**PROBLEM STATEMENT:** Write out the records beneath this line exactly as they appear, minus any images.

Saved entries

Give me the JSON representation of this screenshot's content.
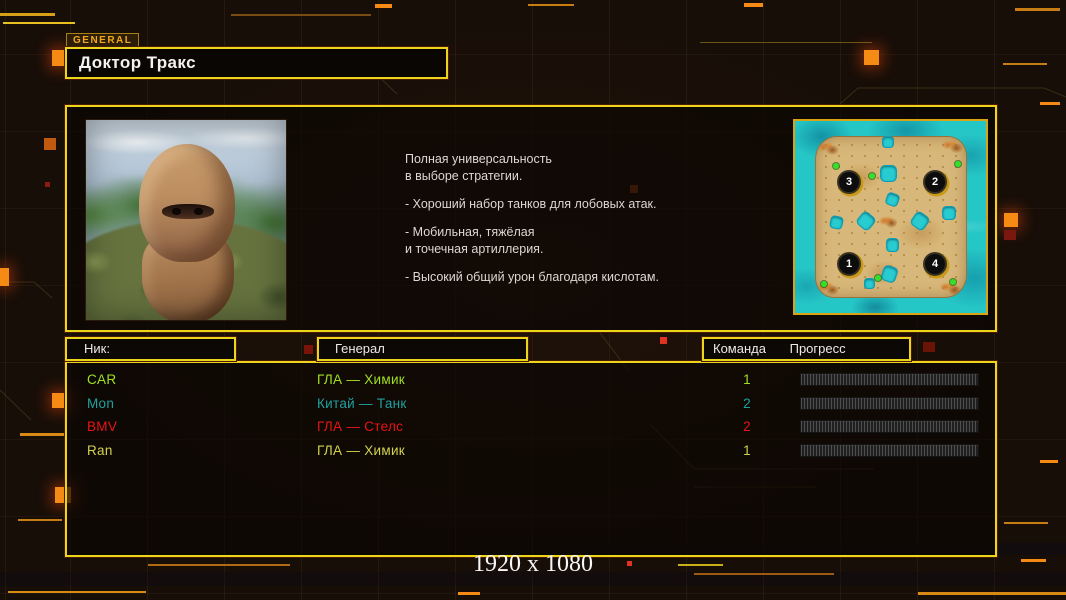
{
  "header": {
    "tab_label": "GENERAL",
    "general_name": "Доктор Тракс"
  },
  "profile": {
    "description": [
      {
        "lines": [
          "Полная универсальность",
          "в выборе стратегии."
        ]
      },
      {
        "lines": [
          "- Хороший набор танков для лобовых атак."
        ]
      },
      {
        "lines": [
          "- Мобильная, тяжёлая",
          "и точечная артиллерия."
        ]
      },
      {
        "lines": [
          "- Высокий общий урон благодаря кислотам."
        ]
      }
    ]
  },
  "map_preview": {
    "markers": [
      {
        "label": "3"
      },
      {
        "label": "2"
      },
      {
        "label": "1"
      },
      {
        "label": "4"
      }
    ],
    "water_color": "#25c6c6",
    "sand_color": "#d8b87a"
  },
  "players": {
    "columns": {
      "nick": "Ник:",
      "general": "Генерал",
      "team": "Команда",
      "progress": "Прогресс"
    },
    "rows": [
      {
        "nick": "CAR",
        "general": "ГЛА — Химик",
        "team": "1",
        "color": "#a0e020"
      },
      {
        "nick": "Mon",
        "general": "Китай — Танк",
        "team": "2",
        "color": "#1fa0a0"
      },
      {
        "nick": "BMV",
        "general": "ГЛА — Стелс",
        "team": "2",
        "color": "#e81414"
      },
      {
        "nick": "Ran",
        "general": "ГЛА — Химик",
        "team": "1",
        "color": "#d2d24e"
      }
    ]
  },
  "footer": {
    "resolution_text": "1920 x 1080"
  },
  "colors": {
    "panel_border": "#ecd61c",
    "decor_orange": "#f58a14",
    "tab_text": "#f2a81c"
  }
}
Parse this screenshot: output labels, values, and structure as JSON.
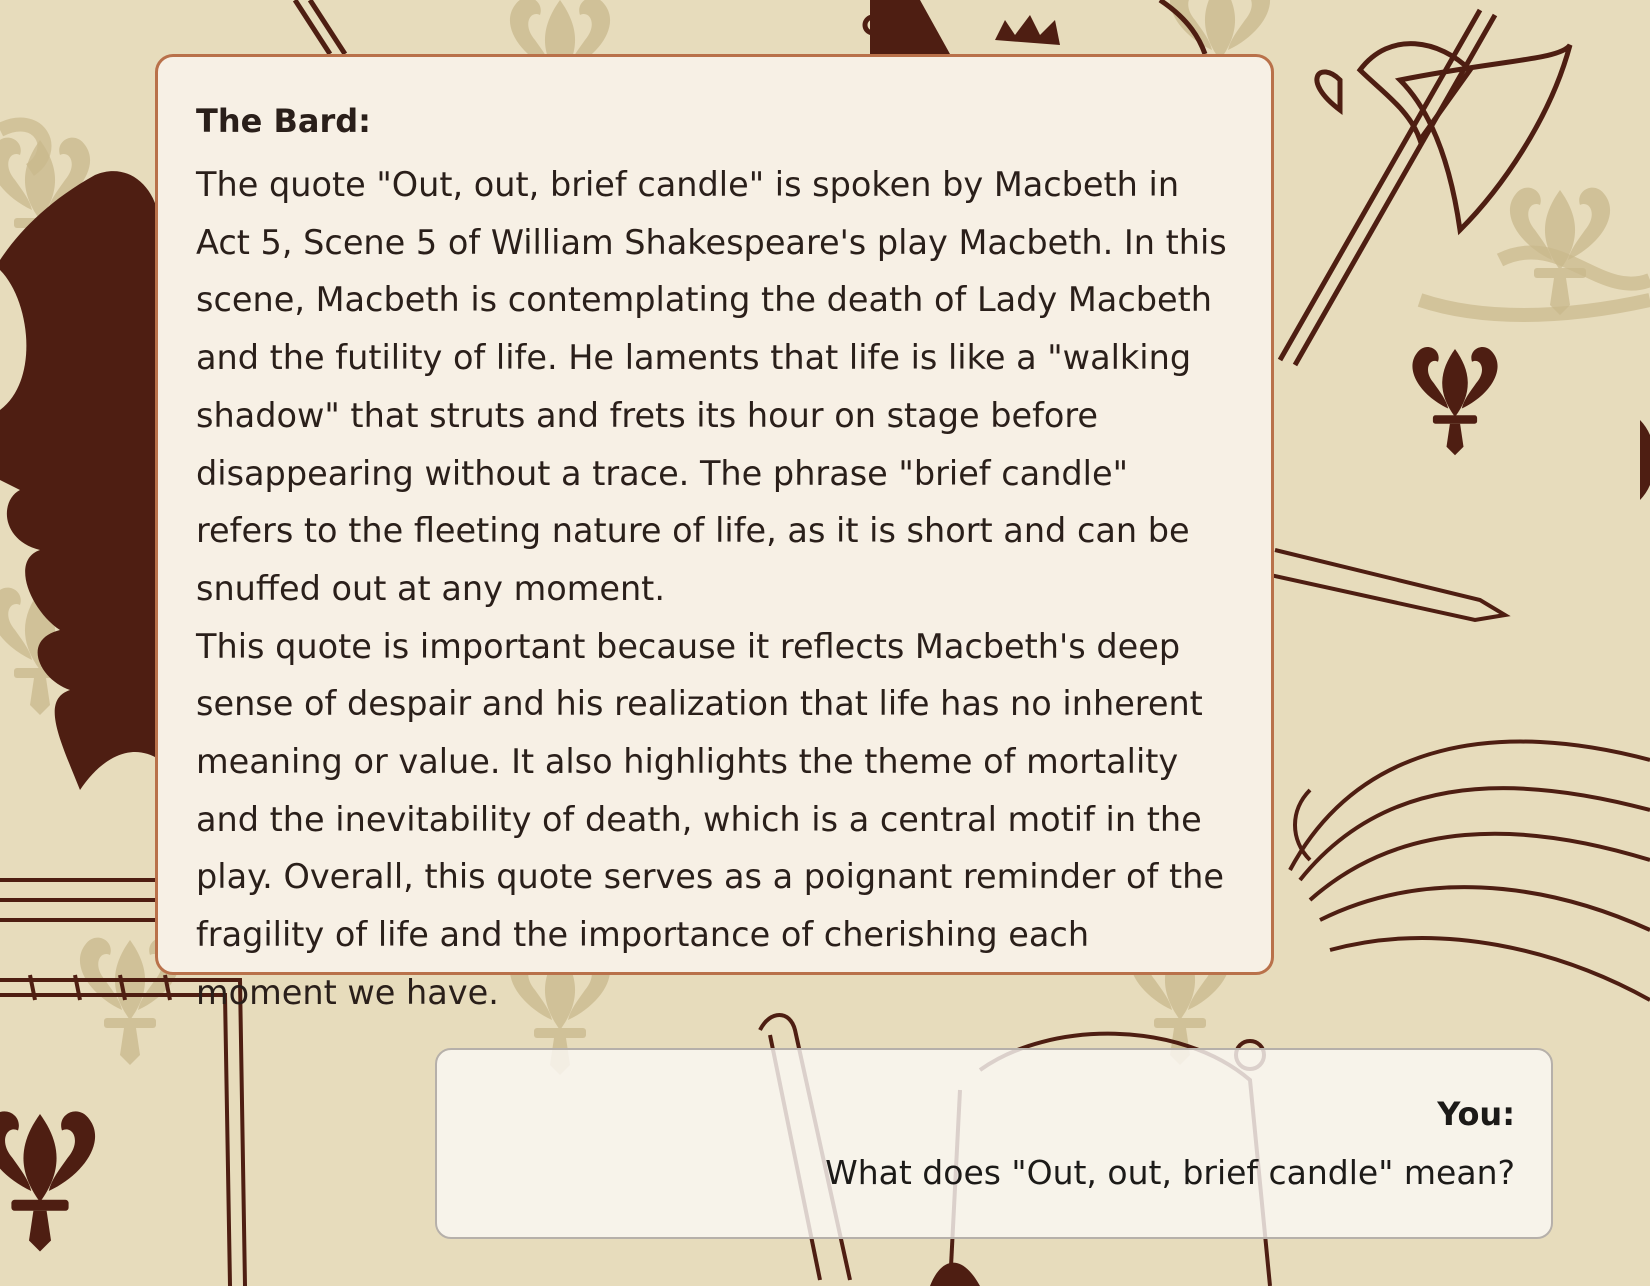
{
  "chat": {
    "bard": {
      "speaker": "The Bard:",
      "paragraphs": [
        "The quote \"Out, out, brief candle\" is spoken by Macbeth in Act 5, Scene 5 of William Shakespeare's play Macbeth. In this scene, Macbeth is contemplating the death of Lady Macbeth and the futility of life. He laments that life is like a \"walking shadow\" that struts and frets its hour on stage before disappearing without a trace. The phrase \"brief candle\" refers to the fleeting nature of life, as it is short and can be snuffed out at any moment.",
        "This quote is important because it reflects Macbeth's deep sense of despair and his realization that life has no inherent meaning or value. It also highlights the theme of mortality and the inevitability of death, which is a central motif in the play. Overall, this quote serves as a poignant reminder of the fragility of life and the importance of cherishing each moment we have."
      ]
    },
    "user": {
      "speaker": "You:",
      "message": "What does \"Out, out, brief candle\" mean?"
    }
  },
  "background": {
    "description_icons": [
      "lion-rampant-icon",
      "halberd-axe-icon",
      "fleur-de-lis-icon",
      "feathered-helmet-icon",
      "sword-icon",
      "crown-icon",
      "shield-icon"
    ],
    "colors": {
      "base": "#e7dcbc",
      "pattern": "#c9b88c",
      "ink": "#4e1e12"
    }
  }
}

**RESULT FOR THIS EXERCISE:**
Give me the JSON representation of this screenshot's content.
{
  "header": {
    "tab_label": "GENERAL",
    "general_name": "Доктор Тракс"
  },
  "profile": {
    "description": [
      {
        "lines": [
          "Полная универсальность",
          "в выборе стратегии."
        ]
      },
      {
        "lines": [
          "- Хороший набор танков для лобовых атак."
        ]
      },
      {
        "lines": [
          "- Мобильная, тяжёлая",
          "и точечная артиллерия."
        ]
      },
      {
        "lines": [
          "- Высокий общий урон благодаря кислотам."
        ]
      }
    ]
  },
  "map_preview": {
    "markers": [
      {
        "label": "3"
      },
      {
        "label": "2"
      },
      {
        "label": "1"
      },
      {
        "label": "4"
      }
    ],
    "water_color": "#25c6c6",
    "sand_color": "#d8b87a"
  },
  "players": {
    "columns": {
      "nick": "Ник:",
      "general": "Генерал",
      "team": "Команда",
      "progress": "Прогресс"
    },
    "rows": [
      {
        "nick": "CAR",
        "general": "ГЛА — Химик",
        "team": "1",
        "color": "#a0e020"
      },
      {
        "nick": "Mon",
        "general": "Китай — Танк",
        "team": "2",
        "color": "#1fa0a0"
      },
      {
        "nick": "BMV",
        "general": "ГЛА — Стелс",
        "team": "2",
        "color": "#e81414"
      },
      {
        "nick": "Ran",
        "general": "ГЛА — Химик",
        "team": "1",
        "color": "#d2d24e"
      }
    ]
  },
  "footer": {
    "resolution_text": "1920 x 1080"
  },
  "colors": {
    "panel_border": "#ecd61c",
    "decor_orange": "#f58a14",
    "tab_text": "#f2a81c"
  }
}
Parse this screenshot: output labels, values, and structure as JSON.
{
  "chat": {
    "bard": {
      "speaker": "The Bard:",
      "paragraphs": [
        "The quote \"Out, out, brief candle\" is spoken by Macbeth in Act 5, Scene 5 of William Shakespeare's play Macbeth. In this scene, Macbeth is contemplating the death of Lady Macbeth and the futility of life. He laments that life is like a \"walking shadow\" that struts and frets its hour on stage before disappearing without a trace. The phrase \"brief candle\" refers to the fleeting nature of life, as it is short and can be snuffed out at any moment.",
        "This quote is important because it reflects Macbeth's deep sense of despair and his realization that life has no inherent meaning or value. It also highlights the theme of mortality and the inevitability of death, which is a central motif in the play. Overall, this quote serves as a poignant reminder of the fragility of life and the importance of cherishing each moment we have."
      ]
    },
    "user": {
      "speaker": "You:",
      "message": "What does \"Out, out, brief candle\" mean?"
    }
  },
  "background": {
    "description_icons": [
      "lion-rampant-icon",
      "halberd-axe-icon",
      "fleur-de-lis-icon",
      "feathered-helmet-icon",
      "sword-icon",
      "crown-icon",
      "shield-icon"
    ],
    "colors": {
      "base": "#e7dcbc",
      "pattern": "#c9b88c",
      "ink": "#4e1e12"
    }
  }
}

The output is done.